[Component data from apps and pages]
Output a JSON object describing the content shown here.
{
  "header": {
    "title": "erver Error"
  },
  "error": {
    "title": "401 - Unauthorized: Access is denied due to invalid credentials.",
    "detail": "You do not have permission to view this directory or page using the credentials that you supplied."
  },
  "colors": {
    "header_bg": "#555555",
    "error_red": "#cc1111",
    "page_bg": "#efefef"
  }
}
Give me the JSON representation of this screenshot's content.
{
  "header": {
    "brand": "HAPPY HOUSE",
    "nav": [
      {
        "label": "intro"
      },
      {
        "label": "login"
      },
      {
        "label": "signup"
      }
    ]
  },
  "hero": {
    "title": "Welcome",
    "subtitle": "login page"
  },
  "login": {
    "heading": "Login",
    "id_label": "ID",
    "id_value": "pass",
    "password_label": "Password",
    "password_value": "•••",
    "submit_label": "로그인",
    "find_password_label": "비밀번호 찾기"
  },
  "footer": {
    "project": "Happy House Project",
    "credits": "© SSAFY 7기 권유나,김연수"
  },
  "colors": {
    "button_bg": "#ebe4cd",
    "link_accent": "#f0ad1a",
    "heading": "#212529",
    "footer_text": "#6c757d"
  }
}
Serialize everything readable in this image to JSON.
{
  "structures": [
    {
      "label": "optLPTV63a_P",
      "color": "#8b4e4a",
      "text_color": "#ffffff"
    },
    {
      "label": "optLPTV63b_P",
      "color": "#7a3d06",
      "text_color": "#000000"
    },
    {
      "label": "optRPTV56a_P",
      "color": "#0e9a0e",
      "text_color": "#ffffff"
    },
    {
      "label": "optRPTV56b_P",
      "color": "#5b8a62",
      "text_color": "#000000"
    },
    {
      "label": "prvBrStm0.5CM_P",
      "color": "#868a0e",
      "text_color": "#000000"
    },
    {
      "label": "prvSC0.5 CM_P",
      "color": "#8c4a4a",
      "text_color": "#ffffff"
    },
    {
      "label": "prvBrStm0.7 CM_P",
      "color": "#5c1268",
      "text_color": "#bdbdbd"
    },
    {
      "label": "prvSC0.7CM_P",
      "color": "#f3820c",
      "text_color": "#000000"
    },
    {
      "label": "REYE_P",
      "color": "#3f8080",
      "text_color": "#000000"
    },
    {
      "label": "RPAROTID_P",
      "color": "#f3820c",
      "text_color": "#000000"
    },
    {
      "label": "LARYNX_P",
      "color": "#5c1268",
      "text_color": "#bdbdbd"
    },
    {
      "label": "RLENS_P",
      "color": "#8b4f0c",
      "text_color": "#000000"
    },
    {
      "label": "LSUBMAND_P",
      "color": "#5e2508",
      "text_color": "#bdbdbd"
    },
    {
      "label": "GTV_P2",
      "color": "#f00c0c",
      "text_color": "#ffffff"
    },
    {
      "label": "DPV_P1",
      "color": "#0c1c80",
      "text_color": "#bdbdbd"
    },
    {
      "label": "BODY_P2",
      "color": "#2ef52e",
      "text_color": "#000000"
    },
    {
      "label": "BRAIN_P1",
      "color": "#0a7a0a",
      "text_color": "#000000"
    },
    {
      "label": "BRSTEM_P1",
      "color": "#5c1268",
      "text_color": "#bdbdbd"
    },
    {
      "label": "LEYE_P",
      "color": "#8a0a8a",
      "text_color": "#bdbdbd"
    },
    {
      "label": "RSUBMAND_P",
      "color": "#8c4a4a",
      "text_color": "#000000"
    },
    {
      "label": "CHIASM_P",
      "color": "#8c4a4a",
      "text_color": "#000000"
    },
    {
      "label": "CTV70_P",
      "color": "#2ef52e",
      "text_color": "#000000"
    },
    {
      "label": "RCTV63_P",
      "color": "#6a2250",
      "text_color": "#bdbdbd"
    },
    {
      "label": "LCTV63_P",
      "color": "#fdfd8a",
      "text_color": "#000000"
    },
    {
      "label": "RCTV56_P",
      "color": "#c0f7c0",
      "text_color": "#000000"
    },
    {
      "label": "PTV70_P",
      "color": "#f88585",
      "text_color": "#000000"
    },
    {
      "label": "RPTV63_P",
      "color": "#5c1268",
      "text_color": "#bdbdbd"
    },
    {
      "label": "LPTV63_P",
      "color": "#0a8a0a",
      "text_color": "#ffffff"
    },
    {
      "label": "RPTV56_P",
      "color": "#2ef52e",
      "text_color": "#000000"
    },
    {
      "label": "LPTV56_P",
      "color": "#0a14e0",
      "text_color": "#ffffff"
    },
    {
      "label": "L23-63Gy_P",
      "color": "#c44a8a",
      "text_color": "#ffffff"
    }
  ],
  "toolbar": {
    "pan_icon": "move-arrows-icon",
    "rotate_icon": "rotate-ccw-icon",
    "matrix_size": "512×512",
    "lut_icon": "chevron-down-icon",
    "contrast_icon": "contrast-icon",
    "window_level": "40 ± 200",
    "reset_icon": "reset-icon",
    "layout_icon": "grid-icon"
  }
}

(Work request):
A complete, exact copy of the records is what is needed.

(Answer space):
Output a JSON object describing the content shown here.
{
  "header": {
    "title": "erver Error"
  },
  "error": {
    "title": "401 - Unauthorized: Access is denied due to invalid credentials.",
    "detail": "You do not have permission to view this directory or page using the credentials that you supplied."
  },
  "colors": {
    "header_bg": "#555555",
    "error_red": "#cc1111",
    "page_bg": "#efefef"
  }
}
Give me the JSON representation of this screenshot's content.
{
  "header": {
    "brand": "HAPPY HOUSE",
    "nav": [
      {
        "label": "intro"
      },
      {
        "label": "login"
      },
      {
        "label": "signup"
      }
    ]
  },
  "hero": {
    "title": "Welcome",
    "subtitle": "login page"
  },
  "login": {
    "heading": "Login",
    "id_label": "ID",
    "id_value": "pass",
    "password_label": "Password",
    "password_value": "•••",
    "submit_label": "로그인",
    "find_password_label": "비밀번호 찾기"
  },
  "footer": {
    "project": "Happy House Project",
    "credits": "© SSAFY 7기 권유나,김연수"
  },
  "colors": {
    "button_bg": "#ebe4cd",
    "link_accent": "#f0ad1a",
    "heading": "#212529",
    "footer_text": "#6c757d"
  }
}
Serialize everything readable in this image to JSON.
{
  "structures": [
    {
      "label": "optLPTV63a_P",
      "color": "#8b4e4a",
      "text_color": "#ffffff"
    },
    {
      "label": "optLPTV63b_P",
      "color": "#7a3d06",
      "text_color": "#000000"
    },
    {
      "label": "optRPTV56a_P",
      "color": "#0e9a0e",
      "text_color": "#ffffff"
    },
    {
      "label": "optRPTV56b_P",
      "color": "#5b8a62",
      "text_color": "#000000"
    },
    {
      "label": "prvBrStm0.5CM_P",
      "color": "#868a0e",
      "text_color": "#000000"
    },
    {
      "label": "prvSC0.5 CM_P",
      "color": "#8c4a4a",
      "text_color": "#ffffff"
    },
    {
      "label": "prvBrStm0.7 CM_P",
      "color": "#5c1268",
      "text_color": "#bdbdbd"
    },
    {
      "label": "prvSC0.7CM_P",
      "color": "#f3820c",
      "text_color": "#000000"
    },
    {
      "label": "REYE_P",
      "color": "#3f8080",
      "text_color": "#000000"
    },
    {
      "label": "RPAROTID_P",
      "color": "#f3820c",
      "text_color": "#000000"
    },
    {
      "label": "LARYNX_P",
      "color": "#5c1268",
      "text_color": "#bdbdbd"
    },
    {
      "label": "RLENS_P",
      "color": "#8b4f0c",
      "text_color": "#000000"
    },
    {
      "label": "LSUBMAND_P",
      "color": "#5e2508",
      "text_color": "#bdbdbd"
    },
    {
      "label": "GTV_P2",
      "color": "#f00c0c",
      "text_color": "#ffffff"
    },
    {
      "label": "DPV_P1",
      "color": "#0c1c80",
      "text_color": "#bdbdbd"
    },
    {
      "label": "BODY_P2",
      "color": "#2ef52e",
      "text_color": "#000000"
    },
    {
      "label": "BRAIN_P1",
      "color": "#0a7a0a",
      "text_color": "#000000"
    },
    {
      "label": "BRSTEM_P1",
      "color": "#5c1268",
      "text_color": "#bdbdbd"
    },
    {
      "label": "LEYE_P",
      "color": "#8a0a8a",
      "text_color": "#bdbdbd"
    },
    {
      "label": "RSUBMAND_P",
      "color": "#8c4a4a",
      "text_color": "#000000"
    },
    {
      "label": "CHIASM_P",
      "color": "#8c4a4a",
      "text_color": "#000000"
    },
    {
      "label": "CTV70_P",
      "color": "#2ef52e",
      "text_color": "#000000"
    },
    {
      "label": "RCTV63_P",
      "color": "#6a2250",
      "text_color": "#bdbdbd"
    },
    {
      "label": "LCTV63_P",
      "color": "#fdfd8a",
      "text_color": "#000000"
    },
    {
      "label": "RCTV56_P",
      "color": "#c0f7c0",
      "text_color": "#000000"
    },
    {
      "label": "PTV70_P",
      "color": "#f88585",
      "text_color": "#000000"
    },
    {
      "label": "RPTV63_P",
      "color": "#5c1268",
      "text_color": "#bdbdbd"
    },
    {
      "label": "LPTV63_P",
      "color": "#0a8a0a",
      "text_color": "#ffffff"
    },
    {
      "label": "RPTV56_P",
      "color": "#2ef52e",
      "text_color": "#000000"
    },
    {
      "label": "LPTV56_P",
      "color": "#0a14e0",
      "text_color": "#ffffff"
    },
    {
      "label": "L23-63Gy_P",
      "color": "#c44a8a",
      "text_color": "#ffffff"
    }
  ],
  "toolbar": {
    "pan_icon": "move-arrows-icon",
    "rotate_icon": "rotate-ccw-icon",
    "matrix_size": "512×512",
    "lut_icon": "chevron-down-icon",
    "contrast_icon": "contrast-icon",
    "window_level": "40 ± 200",
    "reset_icon": "reset-icon",
    "layout_icon": "grid-icon"
  }
}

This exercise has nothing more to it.